A friend of mine used to say, “Why do today what can easily be put off until tomorrow?” Downsizing a substantial photo collection can definitely be one of those things that can easily get started tomorrow, or the day after.
But let’s face it, the job will never get done that way, and your digital photo collection will continue to grow while your photo albums and old prints will continue to collect dust and become more fragile.
So, what does one do and how does one get started? Sometimes a seemingly overwhelming project can be made more doable by breaking it down into manageable bites. Let’s take a look at some ways to think and approach this important task and hopefully simplify the process.
Editing can be a bad word. For our purposes, however, editing can simply mean storytelling, because that is what our family photos are, stories.
Most of us will readily agree that the physical act of editing is not the hard part. It’s going down the memory lane rabbit hole as we weed through all the old photos of our lives that is.
Doing it with a friend or family member can make it simpler and more fun, but in the end, I would suggest that you just try to enjoy the ride and accept that it is an unavoidable part of the process.
Although we are looking to edit down our photo collection, remember that this is also a great opportunity to identify and keep our favorite photos.
I believe that it is a lot easier to eliminate the photos we don’t want to keep when we know we have the ones we do want to keep. These favorites will really be the photos that tell the stories of your life and that of your family’s.
By far, the types of photos I see my clients most like to remove from their collection are old scenic and landscape pictures.
When we travel, we are often overwhelmed with the beauty of the location we are visiting, so we snap dozens of shots of majestic vistas, quaint old towns, and sweeping beaches only to be very underwhelmed by these shots years later.
They were honestly more fun to take than to look at. Keep a few but get rid of most of them.
Photos of our family and friends are usually the ones we want to hold onto. Back in the day when we shot film, we were likely to take only a few photos of an event or scene, but with our smartphones always poised at the ready, we can easily take dozens – or hundreds – of shots of the same person or event.
We simply don’t need them all, so try to cull it down to the ones that best tell the story of the day and best exhibit the personalities of the people.
We all have photos of people we don’t know or don’t remember; really no need to hold on to most of them. If we don’t know them by now, we probably don’t care to, so adios to those nameless faces of yesteryear.
Be careful not to blindly get rid of badly composed or blurry photos. Sometimes that photo may be the only one we have of that person. It may also be the only shot of a particular event or memory. As poorly taken as it was, it may still evoke a wonderful feeling when you look at those favorite faces – so be aware.
Prints are generally kept in two places: photo albums or loose in boxes. Albums are usually the result of some prior editing so they can serve as a good place to start. The question then becomes: do you keep them in the albums or remove them?
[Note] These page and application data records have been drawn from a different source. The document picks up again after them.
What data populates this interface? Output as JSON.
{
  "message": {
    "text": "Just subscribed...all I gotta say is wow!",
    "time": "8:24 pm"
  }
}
The irony here is that, traditionally, we put our favorite prints into albums to have them accessible to look at. Unfortunately, albums are not very archivable, and so the prints in them are more susceptible to fading and brittleness due to oxidation and light.
I would suggest removing photos from the albums unless you see no indications of deterioration. They can now be placed into archival print boxes for future safekeeping.
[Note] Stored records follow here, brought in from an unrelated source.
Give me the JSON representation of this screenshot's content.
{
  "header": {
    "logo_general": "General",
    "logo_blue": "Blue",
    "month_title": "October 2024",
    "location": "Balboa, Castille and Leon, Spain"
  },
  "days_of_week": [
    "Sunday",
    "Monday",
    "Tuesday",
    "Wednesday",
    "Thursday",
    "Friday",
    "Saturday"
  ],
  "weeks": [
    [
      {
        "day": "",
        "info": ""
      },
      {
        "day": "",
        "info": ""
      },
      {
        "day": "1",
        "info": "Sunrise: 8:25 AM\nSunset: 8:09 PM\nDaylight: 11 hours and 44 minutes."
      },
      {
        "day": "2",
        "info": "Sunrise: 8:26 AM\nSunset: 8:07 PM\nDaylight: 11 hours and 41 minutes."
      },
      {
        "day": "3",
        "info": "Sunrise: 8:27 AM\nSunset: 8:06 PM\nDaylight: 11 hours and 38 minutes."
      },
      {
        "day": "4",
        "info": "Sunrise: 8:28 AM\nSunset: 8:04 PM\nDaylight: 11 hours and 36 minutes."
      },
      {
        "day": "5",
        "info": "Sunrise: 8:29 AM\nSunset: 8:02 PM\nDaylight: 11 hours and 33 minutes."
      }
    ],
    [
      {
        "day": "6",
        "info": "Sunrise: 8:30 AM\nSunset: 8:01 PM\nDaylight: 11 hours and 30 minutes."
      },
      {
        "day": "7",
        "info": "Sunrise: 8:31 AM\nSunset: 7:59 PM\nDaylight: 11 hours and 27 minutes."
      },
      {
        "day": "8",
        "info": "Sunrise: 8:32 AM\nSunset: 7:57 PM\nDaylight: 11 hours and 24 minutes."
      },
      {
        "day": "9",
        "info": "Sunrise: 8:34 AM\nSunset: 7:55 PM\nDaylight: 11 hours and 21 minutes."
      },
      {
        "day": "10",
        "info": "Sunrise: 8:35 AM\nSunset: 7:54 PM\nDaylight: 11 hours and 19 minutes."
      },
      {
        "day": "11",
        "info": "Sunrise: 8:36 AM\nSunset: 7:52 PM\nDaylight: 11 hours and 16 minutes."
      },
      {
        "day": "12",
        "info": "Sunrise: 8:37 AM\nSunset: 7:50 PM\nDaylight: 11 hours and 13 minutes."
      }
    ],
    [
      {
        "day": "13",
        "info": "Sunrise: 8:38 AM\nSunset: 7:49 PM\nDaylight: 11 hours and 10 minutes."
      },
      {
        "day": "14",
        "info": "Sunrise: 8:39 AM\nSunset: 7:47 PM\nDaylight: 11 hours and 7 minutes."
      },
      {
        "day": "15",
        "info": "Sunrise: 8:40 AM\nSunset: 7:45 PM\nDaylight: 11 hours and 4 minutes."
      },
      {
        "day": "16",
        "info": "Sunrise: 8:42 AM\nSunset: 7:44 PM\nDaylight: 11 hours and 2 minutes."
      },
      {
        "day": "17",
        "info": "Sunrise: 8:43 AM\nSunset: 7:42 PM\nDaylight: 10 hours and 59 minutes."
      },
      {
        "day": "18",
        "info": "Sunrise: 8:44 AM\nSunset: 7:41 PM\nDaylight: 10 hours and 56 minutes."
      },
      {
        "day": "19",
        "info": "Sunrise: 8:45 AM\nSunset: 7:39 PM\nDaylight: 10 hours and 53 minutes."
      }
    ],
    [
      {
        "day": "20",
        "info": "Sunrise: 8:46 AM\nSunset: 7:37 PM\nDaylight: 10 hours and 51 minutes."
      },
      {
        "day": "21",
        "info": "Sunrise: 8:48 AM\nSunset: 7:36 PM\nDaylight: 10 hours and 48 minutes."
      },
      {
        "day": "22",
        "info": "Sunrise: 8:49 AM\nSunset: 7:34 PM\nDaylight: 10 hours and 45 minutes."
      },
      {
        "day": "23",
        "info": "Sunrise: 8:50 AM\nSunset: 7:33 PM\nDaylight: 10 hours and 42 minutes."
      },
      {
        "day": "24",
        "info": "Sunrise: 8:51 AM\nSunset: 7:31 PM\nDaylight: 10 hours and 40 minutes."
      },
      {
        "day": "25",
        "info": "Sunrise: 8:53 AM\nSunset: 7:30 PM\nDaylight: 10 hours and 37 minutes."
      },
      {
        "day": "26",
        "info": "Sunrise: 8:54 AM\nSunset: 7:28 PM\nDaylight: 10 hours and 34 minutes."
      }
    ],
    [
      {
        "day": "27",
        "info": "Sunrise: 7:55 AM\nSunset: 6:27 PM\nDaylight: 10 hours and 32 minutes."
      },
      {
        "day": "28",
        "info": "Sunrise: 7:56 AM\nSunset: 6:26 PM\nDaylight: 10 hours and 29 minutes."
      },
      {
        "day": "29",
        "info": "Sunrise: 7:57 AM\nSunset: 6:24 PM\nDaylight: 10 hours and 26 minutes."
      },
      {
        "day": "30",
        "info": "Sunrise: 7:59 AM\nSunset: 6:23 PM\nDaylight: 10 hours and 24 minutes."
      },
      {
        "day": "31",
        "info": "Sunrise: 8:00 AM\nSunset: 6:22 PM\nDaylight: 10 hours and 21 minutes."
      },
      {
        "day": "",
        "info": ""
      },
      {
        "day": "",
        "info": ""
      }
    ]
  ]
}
Tackling the loose prints in boxes can be a daunting task, but once you get into a good rhythm it can progress along nicely.
Although unorganized, those loose prints may actually be in better condition than the ones in albums. Thus, it can be a good opportunity to see if there are duplicates of any album prints in poor condition to swap out.
I like to sort by year and/or decade and separate out major events like weddings and vacations. I like to use index cards to write down info and dates for each batch of prints of an event or trip. This can be helpful if I scan them later as I like to enter that info as keywords or folder names for the digital files.
By now you have hopefully started to develop some ninja editing skills and are ready for your digital files.
You can use the editing guidelines I set out above, but digital collections also contain a particularly virulentculprit that fills up our digital libraries sometimes faster than we can get rid of them.
I’m talking about photos of parking spaces, shopping lists, food and other subjects we have no need of an hour after we have taken them.
Many of these are things we actually used to write down, but now take a picture instead, which sucks up even more of the precious storage on our phone. And really, who wants to see a photo of space P3 next to wonderful photos of our grandchildren?
You can also edit out screen grabs and any awful selfies you took (are there non-awful selfies?).
Try to stick to a regimen of editing photos after you take them. It’s a great way of killing time while waiting in line or at the doctor’s office. Being productive while you wait can feel pretty good.
When it comes to prints, I would suggest scanning many of the ones you are keeping. It’s the only way to really keep them safe and share them with others. But remember, if there are some prints you are undecisive about, you can easily scan them and then throw the actual print away; it’s a nice middle ground.
We are all being overrun by our photo collections, which is a shame; they should be a source of joy not one more thing to be overwhelmed by. Get started, one step at a time, and remember that it will be a process not an event. Good luck.
How often do you edit your photos? Do you have a print collection in boxes and albums? Have you scanned them to digitize them? What about digital photos – do you organize them regularly? Please share with our community.
Tags Downsizing Your Life